Wendy Holden of the Hahn's Peak Ranger District says that when practiced judiciously, the tradition of cutting a tree from public lands can help the forest.
"It actually is beneficial to the forest in many regards," Holden said. "When you cut a young tree, there's less competition for the trees left behind."
In particular, the subalpine fir trees that are common in the mountains surrounding Steamboat tend to grow in clumps when immature. Thinning the trees increases the odds that one or two will grow to full height and be healthy.
You can distinguish between the subalpines and the native spruce tress (it's fine to harvest the latter, as well) by remembering the phrase "friendly fir."
If you grasp a twig of spruce needles with your bare hand, you can't help but notice that your skin is being pricked. Fir needles, in contrast, are soft and friendly.
Also, a majority of your $10 permit fee stays in this forest, where it offsets the cost of managing the program with a little left over to support rangers in the field. Every year, the Hahn's Peak Ranger District issues between 1,300 and 1,500 Christmas tree permits, Holden said. The number has strayed beyond those limits for many years.
When people pick up the bright orange sticker that serves as their permit, they also get a handout about harvesting rules. The sticker gets wrapped around the trunk of the fallen tree. Holden points out that only trees shorter than 20 feet may be harvested. Bring along a portable shovel so you can dig down through the snow and leave a stump that is no higher than 6 inches.
Consult a map before you leave home to ensure you will be hunting trees on public lands. And stay well away from developed recreation areas, roads, trails, lakes and streams. Don't expect to pick up a permit on Saturday morning before heading into the field. The office is open from 8 a.m. to 5 p.m. weekdays.
Of course, you can pull that perfectly symmetrical artificial Christmas tree out of the closet again this year. It's a lot less hassle. But if it's a tradition you seek, go to the hardware store for a folding saw, gather friends and snowshoes and introduce the young people in your life to a holiday memory that will follow wherever life leads them.

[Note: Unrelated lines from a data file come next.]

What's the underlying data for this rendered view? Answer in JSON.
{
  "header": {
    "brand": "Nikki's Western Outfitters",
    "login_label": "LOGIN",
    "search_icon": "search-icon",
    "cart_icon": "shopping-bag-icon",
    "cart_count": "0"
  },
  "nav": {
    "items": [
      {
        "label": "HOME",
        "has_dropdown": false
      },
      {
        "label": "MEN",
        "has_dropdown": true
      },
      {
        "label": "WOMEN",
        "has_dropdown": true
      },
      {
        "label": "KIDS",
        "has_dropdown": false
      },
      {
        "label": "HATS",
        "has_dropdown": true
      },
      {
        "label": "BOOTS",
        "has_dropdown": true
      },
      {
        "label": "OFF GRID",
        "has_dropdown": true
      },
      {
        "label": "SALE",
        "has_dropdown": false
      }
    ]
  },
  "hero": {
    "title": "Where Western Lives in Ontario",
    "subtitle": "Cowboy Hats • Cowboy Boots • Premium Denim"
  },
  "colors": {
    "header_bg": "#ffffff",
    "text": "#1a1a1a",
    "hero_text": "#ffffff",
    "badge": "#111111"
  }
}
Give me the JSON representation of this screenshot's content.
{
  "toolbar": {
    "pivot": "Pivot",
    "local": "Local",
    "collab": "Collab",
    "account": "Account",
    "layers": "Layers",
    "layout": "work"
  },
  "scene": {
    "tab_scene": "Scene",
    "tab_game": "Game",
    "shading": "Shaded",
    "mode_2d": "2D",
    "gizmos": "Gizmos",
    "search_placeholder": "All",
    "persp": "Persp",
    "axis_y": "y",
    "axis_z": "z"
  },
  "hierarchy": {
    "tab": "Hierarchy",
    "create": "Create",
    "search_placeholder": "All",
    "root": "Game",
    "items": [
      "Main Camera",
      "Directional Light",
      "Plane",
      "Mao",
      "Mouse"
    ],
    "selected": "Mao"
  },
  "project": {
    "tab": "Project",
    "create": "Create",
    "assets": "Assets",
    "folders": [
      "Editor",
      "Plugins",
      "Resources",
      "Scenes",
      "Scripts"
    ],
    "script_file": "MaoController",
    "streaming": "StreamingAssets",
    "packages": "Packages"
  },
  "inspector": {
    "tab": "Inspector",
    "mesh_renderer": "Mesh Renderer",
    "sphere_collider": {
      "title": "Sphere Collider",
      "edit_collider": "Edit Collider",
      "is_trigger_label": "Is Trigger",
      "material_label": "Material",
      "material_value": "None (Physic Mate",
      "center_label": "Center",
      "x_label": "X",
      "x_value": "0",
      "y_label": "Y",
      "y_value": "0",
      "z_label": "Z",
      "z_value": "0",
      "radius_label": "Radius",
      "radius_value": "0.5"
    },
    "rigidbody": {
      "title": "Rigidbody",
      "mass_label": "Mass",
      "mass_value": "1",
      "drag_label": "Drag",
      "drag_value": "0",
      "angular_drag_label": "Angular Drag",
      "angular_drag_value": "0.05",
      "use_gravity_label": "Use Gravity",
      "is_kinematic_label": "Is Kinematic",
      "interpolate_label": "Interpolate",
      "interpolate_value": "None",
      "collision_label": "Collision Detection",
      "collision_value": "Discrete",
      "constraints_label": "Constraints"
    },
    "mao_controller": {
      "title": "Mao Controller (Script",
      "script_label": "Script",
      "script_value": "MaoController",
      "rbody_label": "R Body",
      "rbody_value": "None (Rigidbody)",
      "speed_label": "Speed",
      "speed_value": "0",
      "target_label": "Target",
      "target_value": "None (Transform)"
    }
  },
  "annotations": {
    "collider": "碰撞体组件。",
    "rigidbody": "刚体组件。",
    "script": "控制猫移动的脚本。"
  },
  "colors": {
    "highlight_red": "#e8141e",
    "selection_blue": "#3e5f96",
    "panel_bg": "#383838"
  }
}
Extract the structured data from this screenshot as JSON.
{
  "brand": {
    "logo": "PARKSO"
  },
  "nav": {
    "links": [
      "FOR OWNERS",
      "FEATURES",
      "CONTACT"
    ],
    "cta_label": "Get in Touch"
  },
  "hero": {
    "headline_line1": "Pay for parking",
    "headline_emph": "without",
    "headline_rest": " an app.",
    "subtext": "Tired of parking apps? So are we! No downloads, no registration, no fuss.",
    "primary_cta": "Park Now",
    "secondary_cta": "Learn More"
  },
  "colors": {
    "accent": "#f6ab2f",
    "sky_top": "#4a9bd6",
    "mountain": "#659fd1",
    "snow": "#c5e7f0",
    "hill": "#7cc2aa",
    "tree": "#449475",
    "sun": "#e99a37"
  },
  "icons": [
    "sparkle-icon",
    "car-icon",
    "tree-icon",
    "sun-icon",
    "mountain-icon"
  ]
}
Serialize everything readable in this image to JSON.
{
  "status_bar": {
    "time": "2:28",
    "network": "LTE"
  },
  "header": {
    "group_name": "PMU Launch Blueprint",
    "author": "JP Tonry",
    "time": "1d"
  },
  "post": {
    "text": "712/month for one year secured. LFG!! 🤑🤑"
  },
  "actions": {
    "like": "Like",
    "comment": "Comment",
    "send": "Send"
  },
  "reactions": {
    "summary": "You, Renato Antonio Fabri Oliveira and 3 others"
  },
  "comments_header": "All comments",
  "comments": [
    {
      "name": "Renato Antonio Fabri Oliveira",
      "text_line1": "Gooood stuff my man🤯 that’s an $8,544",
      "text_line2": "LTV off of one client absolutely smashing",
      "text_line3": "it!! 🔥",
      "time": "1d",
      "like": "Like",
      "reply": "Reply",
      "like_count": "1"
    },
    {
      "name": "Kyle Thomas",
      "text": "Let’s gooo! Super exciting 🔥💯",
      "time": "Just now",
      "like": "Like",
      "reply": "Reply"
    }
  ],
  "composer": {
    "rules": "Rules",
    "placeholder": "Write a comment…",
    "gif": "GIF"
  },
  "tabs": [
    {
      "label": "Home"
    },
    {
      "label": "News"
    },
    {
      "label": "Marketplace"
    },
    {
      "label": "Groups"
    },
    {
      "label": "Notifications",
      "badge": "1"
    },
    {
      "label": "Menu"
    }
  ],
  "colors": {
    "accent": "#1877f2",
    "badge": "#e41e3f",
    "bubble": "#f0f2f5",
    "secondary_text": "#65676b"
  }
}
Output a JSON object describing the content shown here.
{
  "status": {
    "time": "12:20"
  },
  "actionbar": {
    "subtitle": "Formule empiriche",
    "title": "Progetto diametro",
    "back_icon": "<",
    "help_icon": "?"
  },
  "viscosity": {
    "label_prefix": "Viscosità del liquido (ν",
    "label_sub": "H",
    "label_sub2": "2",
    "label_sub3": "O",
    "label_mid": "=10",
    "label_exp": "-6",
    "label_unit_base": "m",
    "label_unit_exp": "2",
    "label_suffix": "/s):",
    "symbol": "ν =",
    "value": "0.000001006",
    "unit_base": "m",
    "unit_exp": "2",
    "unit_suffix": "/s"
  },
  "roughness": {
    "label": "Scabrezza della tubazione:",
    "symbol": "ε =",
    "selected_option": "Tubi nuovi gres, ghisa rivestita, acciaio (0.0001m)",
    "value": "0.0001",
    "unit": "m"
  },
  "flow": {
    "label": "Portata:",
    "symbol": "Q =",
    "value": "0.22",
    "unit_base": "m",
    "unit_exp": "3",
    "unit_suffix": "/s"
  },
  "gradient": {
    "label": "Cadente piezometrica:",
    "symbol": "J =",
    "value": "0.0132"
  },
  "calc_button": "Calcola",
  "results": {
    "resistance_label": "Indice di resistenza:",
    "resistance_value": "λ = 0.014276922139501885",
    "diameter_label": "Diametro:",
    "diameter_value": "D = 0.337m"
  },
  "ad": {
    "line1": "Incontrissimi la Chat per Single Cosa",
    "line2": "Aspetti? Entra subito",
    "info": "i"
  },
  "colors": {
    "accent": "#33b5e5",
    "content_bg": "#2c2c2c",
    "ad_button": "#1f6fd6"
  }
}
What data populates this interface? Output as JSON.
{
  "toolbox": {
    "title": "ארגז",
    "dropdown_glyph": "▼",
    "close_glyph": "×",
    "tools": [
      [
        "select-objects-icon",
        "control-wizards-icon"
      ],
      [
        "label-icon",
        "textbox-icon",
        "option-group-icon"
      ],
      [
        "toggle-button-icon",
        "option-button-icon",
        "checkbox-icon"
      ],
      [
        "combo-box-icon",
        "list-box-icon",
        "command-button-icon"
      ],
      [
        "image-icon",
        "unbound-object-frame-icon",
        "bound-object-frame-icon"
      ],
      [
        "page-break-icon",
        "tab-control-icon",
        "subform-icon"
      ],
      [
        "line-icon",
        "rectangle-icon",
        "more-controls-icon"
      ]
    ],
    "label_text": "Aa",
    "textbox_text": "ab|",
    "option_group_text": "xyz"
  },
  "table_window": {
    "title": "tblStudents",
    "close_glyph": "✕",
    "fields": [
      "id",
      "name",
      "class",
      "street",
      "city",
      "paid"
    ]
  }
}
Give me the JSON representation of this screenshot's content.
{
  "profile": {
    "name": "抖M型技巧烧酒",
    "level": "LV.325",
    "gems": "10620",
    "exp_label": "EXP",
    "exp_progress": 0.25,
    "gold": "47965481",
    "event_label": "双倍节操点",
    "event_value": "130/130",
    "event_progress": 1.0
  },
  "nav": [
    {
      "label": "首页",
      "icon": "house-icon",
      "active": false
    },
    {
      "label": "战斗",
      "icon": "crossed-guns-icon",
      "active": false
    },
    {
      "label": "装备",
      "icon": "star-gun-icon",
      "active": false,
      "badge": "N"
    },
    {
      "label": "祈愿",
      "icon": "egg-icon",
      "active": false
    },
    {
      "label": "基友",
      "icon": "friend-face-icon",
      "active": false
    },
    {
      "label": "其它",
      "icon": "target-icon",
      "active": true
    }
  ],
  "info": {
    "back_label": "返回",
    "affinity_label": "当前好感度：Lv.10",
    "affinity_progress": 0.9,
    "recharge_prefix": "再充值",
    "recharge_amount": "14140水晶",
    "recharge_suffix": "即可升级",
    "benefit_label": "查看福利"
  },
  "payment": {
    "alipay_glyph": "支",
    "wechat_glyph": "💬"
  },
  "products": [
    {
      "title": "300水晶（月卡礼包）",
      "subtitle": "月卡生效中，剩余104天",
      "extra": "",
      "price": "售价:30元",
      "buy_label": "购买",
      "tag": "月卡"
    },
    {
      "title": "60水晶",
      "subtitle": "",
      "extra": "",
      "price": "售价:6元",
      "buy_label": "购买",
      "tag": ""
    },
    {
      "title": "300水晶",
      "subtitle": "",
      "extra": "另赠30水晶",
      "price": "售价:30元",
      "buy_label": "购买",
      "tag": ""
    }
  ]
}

"It really is a Charlie Brown experience," Holden said.
Speaking of traditions: